Amidst concerns being expressed over procurement of four aircraft, the types of which are no longer manufactured, Minister of State, Joseph Harmon has again sought to defend the $697 million purchases.
Since Government announced its intention to buy two Islander and two Skyvan reconditioned aircraft, which are no longer being manufactured, questions have been raised on various issues, including maintenance and sourcing of parts. The Islanders will be purchased from a company in neighbouring Brazil, while the Skyvans, from Belgium, are owned by a United States-based company.
State Minister Joseph Harmon has explained that a team from the Guyana Defence Force GDF) has inspected the planes to be procured from a company in
Brazil, and has submitted positive reports on the condition of these craft.
“I can also say to you that the aircraft…were inspected, and that the team of inspectors sent back a very positive [preliminary] report about the condition of (the) aircraft, and they believe that we have a very good buy…and I have every confidence in the quality of personnel that actually inspected these aircraft and recommend them for purchase by us in Guyana,” he stated.

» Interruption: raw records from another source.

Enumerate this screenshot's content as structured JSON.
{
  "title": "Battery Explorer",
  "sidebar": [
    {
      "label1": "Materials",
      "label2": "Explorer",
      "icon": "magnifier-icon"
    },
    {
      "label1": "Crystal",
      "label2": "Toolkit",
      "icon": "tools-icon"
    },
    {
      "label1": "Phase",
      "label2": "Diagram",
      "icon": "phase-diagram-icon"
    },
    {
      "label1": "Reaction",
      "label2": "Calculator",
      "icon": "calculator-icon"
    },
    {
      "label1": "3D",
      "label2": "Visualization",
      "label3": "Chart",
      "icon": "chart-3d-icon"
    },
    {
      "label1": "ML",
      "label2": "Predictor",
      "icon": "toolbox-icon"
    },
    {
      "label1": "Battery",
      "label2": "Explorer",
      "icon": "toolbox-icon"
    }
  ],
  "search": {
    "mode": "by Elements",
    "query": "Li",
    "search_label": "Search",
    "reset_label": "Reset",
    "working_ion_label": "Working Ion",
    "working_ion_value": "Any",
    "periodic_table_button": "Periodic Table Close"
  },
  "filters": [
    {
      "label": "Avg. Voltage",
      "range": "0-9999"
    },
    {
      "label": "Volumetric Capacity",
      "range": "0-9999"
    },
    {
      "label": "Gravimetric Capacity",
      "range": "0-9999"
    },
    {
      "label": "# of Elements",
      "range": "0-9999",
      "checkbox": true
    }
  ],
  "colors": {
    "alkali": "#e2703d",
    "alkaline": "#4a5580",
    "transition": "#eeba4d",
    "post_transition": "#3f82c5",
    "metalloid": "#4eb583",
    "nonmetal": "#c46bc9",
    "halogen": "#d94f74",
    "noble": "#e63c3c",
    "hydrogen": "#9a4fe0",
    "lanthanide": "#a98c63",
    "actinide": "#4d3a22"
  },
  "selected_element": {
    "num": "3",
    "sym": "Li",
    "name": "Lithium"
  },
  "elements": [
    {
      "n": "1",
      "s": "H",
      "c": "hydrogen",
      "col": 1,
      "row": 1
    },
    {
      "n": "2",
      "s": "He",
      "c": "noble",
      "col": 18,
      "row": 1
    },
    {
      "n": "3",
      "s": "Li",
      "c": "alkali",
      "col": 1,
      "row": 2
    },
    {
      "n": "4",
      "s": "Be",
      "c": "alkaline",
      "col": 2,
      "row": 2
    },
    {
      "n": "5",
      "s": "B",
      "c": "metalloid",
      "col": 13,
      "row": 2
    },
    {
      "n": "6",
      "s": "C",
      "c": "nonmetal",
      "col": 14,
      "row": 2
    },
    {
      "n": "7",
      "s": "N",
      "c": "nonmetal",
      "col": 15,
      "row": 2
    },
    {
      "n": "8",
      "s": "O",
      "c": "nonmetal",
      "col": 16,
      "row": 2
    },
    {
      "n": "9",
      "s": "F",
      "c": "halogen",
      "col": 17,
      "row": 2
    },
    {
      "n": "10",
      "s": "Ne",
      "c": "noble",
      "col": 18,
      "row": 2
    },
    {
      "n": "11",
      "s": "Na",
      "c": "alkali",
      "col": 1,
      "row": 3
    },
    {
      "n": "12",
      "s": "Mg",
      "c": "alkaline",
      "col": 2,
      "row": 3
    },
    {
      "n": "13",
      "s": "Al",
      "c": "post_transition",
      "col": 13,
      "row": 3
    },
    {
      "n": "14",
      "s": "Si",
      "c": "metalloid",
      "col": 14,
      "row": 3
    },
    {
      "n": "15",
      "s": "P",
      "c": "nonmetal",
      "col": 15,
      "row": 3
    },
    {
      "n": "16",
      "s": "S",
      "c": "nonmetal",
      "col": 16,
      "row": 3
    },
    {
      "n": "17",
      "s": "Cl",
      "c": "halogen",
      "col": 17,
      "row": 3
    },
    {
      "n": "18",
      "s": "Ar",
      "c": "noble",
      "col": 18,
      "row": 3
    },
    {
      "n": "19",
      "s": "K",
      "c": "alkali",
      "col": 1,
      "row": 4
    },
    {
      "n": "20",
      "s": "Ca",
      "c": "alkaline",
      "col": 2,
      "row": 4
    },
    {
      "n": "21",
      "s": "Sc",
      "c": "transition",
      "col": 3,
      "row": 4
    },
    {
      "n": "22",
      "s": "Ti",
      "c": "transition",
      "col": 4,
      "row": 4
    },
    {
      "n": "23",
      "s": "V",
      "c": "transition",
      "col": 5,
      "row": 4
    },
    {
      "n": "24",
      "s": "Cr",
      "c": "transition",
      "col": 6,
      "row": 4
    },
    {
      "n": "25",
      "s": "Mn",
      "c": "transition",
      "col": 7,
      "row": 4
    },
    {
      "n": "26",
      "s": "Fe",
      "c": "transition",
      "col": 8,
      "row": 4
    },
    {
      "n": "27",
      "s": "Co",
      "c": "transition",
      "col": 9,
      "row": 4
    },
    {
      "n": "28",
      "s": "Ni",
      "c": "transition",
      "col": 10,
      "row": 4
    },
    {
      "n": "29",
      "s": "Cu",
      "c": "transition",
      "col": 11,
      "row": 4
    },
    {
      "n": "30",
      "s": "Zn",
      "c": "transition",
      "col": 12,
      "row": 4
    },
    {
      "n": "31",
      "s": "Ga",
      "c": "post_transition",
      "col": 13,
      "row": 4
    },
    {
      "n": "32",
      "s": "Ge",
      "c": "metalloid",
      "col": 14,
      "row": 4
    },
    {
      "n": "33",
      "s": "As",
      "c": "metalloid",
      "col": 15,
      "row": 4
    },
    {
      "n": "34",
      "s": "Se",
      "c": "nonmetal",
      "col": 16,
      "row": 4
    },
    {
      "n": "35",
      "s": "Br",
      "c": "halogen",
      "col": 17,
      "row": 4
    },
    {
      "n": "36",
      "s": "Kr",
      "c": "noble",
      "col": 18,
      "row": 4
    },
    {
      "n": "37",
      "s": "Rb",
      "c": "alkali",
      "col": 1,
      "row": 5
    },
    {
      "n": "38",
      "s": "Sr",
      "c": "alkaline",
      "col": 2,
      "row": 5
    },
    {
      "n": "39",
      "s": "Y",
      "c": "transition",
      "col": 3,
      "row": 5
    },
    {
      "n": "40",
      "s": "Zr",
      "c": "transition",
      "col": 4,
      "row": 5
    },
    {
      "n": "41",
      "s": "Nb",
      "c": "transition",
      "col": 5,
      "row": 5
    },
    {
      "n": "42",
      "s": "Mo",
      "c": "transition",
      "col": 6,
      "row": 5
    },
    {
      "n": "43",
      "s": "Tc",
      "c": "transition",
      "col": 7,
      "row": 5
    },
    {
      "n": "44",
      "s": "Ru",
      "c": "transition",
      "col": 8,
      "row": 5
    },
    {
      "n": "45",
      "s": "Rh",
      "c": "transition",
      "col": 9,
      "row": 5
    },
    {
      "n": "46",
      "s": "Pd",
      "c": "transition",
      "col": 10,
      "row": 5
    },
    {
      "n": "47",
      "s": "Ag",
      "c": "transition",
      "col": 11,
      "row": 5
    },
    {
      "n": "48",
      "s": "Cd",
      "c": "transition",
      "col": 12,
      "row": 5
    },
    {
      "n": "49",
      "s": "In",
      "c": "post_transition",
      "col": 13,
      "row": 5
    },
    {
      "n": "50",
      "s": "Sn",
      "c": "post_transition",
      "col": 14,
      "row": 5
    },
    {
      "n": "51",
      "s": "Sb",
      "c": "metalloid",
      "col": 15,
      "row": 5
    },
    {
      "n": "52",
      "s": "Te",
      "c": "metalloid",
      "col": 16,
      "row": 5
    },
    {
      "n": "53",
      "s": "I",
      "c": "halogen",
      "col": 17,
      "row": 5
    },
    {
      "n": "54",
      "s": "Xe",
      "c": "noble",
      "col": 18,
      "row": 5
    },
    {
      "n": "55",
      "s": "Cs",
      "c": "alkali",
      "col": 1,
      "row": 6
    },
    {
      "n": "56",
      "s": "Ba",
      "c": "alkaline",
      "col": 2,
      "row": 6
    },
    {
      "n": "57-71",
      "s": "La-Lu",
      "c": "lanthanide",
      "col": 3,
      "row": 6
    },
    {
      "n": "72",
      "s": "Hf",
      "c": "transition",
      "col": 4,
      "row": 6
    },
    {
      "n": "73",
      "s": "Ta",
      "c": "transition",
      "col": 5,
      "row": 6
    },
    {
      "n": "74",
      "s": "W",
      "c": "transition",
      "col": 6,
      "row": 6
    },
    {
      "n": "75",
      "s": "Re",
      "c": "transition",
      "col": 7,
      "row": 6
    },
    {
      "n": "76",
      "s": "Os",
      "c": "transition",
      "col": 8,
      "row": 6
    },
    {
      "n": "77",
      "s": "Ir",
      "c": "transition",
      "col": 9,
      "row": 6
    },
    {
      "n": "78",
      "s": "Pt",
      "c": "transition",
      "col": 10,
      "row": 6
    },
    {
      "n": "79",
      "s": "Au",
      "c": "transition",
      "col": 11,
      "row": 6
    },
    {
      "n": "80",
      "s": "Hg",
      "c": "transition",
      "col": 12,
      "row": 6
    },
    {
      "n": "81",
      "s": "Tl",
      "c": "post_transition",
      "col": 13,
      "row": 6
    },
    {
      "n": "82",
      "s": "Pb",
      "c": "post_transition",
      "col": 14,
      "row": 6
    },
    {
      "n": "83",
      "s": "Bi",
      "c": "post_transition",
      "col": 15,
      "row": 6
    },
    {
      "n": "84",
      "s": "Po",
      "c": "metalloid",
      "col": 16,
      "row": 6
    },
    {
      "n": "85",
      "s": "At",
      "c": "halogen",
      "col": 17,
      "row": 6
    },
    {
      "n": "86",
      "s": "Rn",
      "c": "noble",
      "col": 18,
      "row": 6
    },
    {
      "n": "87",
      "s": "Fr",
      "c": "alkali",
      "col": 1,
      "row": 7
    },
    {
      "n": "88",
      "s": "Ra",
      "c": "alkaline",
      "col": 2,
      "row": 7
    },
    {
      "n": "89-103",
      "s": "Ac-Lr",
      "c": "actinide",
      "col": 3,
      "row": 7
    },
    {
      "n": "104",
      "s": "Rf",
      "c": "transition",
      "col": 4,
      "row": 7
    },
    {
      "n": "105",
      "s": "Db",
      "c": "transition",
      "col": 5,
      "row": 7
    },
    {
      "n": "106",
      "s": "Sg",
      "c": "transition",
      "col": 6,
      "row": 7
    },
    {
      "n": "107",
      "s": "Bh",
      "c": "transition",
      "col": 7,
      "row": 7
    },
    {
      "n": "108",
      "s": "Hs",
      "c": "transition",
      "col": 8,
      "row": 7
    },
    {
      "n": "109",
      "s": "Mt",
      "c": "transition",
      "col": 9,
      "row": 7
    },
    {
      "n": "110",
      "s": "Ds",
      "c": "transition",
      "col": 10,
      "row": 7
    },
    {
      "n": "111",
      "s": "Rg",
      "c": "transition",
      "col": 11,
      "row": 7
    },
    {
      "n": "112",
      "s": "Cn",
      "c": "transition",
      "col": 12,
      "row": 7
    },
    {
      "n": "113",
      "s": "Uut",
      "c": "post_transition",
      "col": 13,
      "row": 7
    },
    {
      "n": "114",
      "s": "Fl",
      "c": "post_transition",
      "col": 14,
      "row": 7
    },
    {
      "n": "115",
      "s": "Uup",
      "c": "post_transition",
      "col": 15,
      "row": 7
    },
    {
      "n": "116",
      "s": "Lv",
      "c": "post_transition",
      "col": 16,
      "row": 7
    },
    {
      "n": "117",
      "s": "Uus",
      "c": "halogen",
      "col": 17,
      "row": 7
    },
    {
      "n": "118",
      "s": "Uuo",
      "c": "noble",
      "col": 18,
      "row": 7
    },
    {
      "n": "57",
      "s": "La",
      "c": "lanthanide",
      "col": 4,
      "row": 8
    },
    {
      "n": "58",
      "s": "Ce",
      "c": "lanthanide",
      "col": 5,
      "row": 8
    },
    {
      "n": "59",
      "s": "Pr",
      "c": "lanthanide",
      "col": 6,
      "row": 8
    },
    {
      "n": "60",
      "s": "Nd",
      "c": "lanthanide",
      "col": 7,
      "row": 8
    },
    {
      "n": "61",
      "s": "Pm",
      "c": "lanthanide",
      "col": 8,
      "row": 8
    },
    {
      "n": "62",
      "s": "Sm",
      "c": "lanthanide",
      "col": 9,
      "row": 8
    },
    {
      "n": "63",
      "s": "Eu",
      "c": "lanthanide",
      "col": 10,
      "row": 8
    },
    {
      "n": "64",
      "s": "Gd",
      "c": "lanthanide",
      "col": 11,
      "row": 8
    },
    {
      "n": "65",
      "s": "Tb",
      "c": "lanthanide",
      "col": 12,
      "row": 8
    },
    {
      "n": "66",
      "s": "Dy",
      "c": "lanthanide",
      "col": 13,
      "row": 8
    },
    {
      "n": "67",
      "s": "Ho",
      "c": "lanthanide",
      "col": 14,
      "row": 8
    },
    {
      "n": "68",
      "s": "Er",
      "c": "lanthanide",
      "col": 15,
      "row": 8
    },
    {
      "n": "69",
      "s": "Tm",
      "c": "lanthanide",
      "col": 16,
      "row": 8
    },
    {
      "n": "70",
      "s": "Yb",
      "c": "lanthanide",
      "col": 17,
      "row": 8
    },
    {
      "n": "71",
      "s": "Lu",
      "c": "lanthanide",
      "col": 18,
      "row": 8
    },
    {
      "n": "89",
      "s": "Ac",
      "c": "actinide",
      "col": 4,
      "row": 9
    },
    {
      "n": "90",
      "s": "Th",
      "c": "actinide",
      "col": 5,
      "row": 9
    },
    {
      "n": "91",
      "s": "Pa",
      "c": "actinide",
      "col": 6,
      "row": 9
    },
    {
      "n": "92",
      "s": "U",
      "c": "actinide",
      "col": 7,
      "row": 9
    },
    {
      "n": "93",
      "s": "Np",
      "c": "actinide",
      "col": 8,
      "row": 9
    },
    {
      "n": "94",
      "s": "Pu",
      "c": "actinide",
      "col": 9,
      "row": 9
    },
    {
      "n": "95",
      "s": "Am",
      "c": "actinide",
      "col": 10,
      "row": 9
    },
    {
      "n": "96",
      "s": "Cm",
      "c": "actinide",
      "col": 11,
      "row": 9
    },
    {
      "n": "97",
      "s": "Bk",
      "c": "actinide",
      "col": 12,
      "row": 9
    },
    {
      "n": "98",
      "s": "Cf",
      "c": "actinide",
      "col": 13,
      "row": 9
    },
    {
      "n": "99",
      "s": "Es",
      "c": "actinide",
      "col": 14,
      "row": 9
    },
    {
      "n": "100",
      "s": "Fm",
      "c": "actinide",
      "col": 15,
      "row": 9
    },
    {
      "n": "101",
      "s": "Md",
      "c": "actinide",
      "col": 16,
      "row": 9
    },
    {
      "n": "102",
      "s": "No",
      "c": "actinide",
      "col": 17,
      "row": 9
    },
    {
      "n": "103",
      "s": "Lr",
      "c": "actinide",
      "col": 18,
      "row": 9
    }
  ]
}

According to the State Minister, Guyana, like many countries around the world, already has operating similar aircraft which were manufactured sometime around 1977.
“These were aircraft that people don’t sell them when they have them… What I can say to you is that these are tried and tested aircraft all around the world. In fact, here in Guyana, there is a large fleet of that type of aircraft, and when people have them, they don’t sell them,” he said.
Asked about the lifespan of these aircraft, Minister Harmon pointed out, “These engines can be changed, they can be upgraded and all of that; so there’s no single statement that says, ‘This aircraft will run for five years, 10 years…’ Once the airframe is solid — and I can say to you the airframe is very solid — all of the other parts can be changed as you go along. So you’ll have good lifespan off these aircraft.”
Earlier this month, the National Assembly approved $484,239,000 for the GDF to make final payments for the four aircraft. The army had already identified some $213,885,000 from its 2018 capital programme to make initial payments.
Harmon, who also sits on the Defence Board, told the House’s Committee of Supply the foregoing in answer to questions from Opposition Parliamentarian and former Home Affairs Minister Clement Rohee.
Opposition Chief Whip Gail Teixeira had asked whether Government had considered procuring Twin Otter aircraft instead. In response, the State Minister explained that while the Twin Otters are as good as Islanders, the latter are more versatile, and spares are easier to source.
He had noted, too, that the GDF is better equipped to deal with these types of aircraft, while adding that the price was also a deciding factor, since a Twin Otter costs somewhere between US$2.4 million and US$4 million for a used one, and a new one is being sold at US$7 million.
The two Islanders will be used to ferry passenger and cargo, while the two Skyvans will be used for paratrooping and “troop-carrying purposes”.